• [SOURCE DATA]
○ ○ ○

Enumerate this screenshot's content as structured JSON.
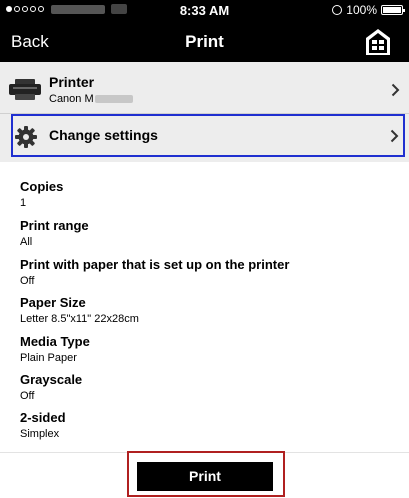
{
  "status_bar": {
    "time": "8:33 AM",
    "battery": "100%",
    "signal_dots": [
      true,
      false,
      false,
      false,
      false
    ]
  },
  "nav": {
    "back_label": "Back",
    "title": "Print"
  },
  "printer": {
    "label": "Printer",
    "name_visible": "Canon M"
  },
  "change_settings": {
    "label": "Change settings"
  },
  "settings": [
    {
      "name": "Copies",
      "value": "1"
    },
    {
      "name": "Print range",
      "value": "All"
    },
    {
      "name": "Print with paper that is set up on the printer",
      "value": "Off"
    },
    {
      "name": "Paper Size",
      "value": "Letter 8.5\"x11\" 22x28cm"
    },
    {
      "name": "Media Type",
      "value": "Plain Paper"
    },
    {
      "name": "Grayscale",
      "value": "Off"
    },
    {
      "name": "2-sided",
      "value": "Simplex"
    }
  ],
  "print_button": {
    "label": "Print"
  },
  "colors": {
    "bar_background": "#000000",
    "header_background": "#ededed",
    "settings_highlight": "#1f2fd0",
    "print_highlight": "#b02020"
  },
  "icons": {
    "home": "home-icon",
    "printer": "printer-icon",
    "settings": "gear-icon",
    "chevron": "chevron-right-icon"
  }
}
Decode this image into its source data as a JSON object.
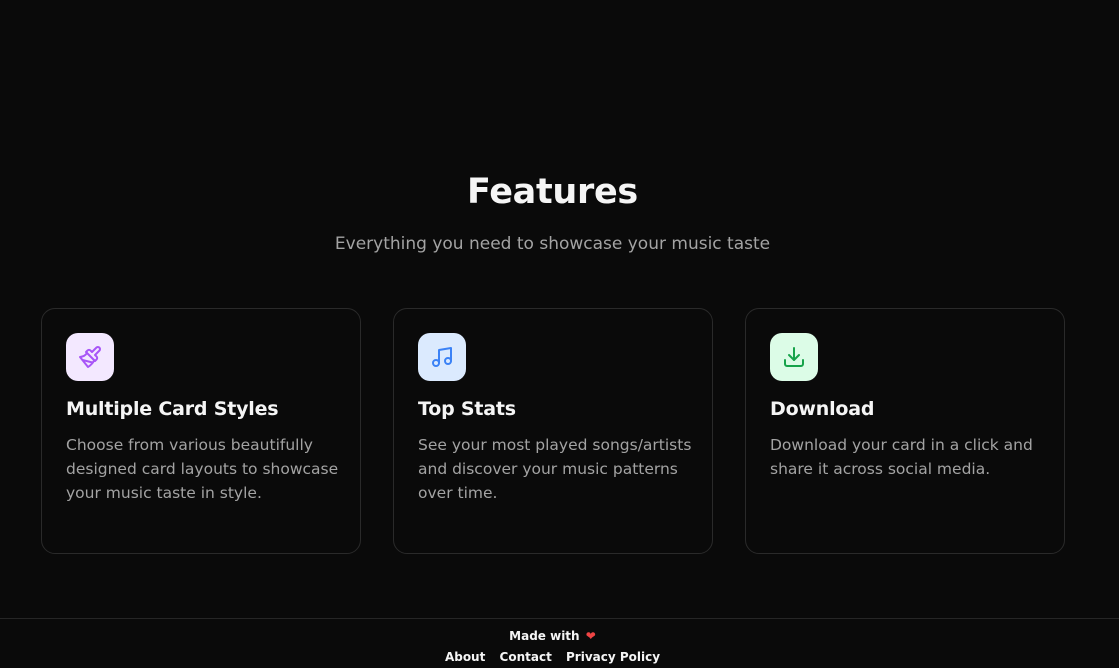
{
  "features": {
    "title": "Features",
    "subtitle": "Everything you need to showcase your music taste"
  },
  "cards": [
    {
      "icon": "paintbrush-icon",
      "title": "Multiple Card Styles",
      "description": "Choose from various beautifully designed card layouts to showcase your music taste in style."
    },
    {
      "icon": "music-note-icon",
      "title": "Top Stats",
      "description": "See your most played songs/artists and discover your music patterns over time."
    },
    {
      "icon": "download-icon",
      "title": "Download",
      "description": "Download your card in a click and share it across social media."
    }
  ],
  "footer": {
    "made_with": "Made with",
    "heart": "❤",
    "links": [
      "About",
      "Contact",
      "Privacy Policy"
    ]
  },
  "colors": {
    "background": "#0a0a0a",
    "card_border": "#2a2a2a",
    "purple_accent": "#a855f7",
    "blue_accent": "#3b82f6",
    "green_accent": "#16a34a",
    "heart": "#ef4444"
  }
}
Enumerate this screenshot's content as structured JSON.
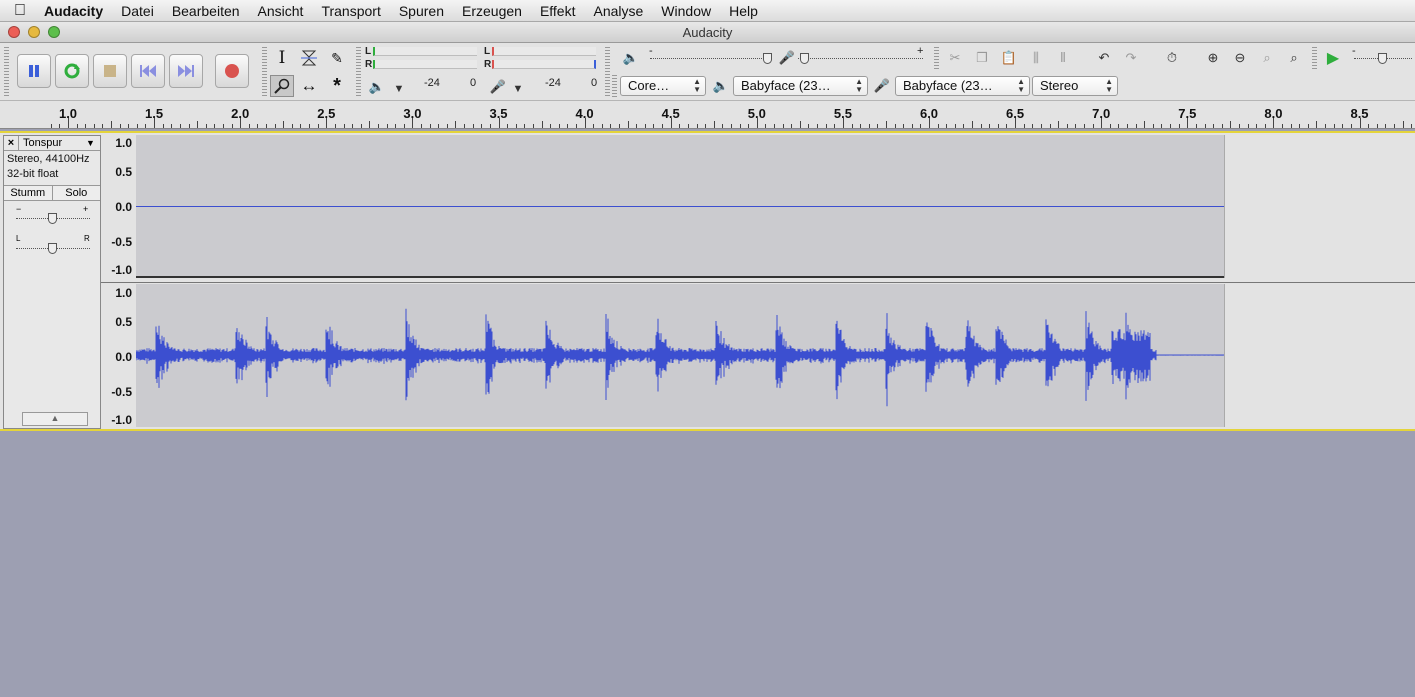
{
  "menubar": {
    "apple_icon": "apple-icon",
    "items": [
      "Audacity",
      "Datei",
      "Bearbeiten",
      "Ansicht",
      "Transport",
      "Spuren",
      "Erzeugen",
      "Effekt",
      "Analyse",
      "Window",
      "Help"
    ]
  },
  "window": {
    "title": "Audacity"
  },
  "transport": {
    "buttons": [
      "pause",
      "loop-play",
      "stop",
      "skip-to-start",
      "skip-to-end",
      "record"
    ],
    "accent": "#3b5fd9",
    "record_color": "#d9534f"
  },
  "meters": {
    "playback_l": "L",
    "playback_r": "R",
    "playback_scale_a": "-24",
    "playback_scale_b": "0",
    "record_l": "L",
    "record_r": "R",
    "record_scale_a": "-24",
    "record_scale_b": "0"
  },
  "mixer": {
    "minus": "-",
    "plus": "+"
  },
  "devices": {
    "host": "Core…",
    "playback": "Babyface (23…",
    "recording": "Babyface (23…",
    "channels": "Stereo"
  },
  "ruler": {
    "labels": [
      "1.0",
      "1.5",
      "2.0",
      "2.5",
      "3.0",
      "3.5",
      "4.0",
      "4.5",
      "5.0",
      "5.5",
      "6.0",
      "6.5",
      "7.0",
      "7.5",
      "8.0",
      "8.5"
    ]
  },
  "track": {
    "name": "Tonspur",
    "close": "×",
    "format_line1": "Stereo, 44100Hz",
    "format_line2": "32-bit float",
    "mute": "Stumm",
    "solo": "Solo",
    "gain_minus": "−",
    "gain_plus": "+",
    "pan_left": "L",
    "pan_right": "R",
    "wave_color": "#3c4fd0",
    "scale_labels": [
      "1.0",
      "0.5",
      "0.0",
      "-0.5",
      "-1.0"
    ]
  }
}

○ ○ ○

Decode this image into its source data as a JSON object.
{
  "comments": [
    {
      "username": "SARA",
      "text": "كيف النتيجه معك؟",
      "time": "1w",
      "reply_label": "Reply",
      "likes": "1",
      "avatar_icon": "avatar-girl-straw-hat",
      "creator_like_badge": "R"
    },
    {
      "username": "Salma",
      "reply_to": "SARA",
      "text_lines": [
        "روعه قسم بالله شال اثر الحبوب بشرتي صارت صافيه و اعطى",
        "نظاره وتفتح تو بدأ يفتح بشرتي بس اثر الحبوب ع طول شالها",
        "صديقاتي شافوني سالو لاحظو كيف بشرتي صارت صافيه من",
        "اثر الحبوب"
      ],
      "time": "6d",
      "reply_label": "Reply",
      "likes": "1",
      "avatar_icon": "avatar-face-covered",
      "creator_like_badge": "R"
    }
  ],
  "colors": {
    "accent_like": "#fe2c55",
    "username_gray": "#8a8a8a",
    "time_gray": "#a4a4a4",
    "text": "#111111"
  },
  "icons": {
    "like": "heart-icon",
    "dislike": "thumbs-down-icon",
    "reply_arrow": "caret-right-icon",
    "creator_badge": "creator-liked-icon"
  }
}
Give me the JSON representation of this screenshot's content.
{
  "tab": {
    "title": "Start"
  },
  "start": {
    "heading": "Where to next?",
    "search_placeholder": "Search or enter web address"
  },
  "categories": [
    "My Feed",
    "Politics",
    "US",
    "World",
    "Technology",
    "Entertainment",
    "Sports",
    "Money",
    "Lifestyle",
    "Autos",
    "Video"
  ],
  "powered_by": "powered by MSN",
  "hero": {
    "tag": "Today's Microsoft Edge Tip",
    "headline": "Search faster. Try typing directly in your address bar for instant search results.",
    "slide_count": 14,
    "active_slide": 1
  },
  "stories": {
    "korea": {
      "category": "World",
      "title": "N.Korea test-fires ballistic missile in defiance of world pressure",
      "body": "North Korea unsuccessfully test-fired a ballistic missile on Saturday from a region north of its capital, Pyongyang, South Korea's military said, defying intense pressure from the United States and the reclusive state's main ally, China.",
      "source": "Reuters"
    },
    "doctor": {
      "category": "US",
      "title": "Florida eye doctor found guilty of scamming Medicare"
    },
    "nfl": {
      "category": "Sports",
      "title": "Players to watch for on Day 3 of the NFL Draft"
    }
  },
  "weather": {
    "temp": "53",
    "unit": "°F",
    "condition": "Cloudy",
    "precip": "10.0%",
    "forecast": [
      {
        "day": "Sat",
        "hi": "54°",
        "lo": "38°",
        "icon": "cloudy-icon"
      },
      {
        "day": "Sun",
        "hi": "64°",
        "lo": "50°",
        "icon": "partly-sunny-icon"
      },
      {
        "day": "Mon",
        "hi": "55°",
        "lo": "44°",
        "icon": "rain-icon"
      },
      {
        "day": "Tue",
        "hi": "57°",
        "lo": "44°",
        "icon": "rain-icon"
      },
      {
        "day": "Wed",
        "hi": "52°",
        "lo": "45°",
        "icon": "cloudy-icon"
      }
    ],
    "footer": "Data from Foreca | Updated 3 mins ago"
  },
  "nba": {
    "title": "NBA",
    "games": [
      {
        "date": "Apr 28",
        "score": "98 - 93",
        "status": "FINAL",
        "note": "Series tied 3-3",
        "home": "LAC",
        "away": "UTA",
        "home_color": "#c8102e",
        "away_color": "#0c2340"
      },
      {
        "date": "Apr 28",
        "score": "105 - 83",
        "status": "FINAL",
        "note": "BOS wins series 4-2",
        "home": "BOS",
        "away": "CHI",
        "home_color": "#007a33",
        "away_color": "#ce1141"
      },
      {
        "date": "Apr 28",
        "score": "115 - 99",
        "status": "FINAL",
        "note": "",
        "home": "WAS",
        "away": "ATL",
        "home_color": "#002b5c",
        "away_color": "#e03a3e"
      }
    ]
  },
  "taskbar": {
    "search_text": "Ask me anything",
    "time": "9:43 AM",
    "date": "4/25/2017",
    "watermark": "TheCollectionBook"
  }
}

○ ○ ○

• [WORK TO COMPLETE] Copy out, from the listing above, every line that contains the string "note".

• [FINAL ANSWER]
      "icon": "music-note-icon",
        "note": "Series tied 3-3",
        "note": "BOS wins series 4-2",
        "note": "",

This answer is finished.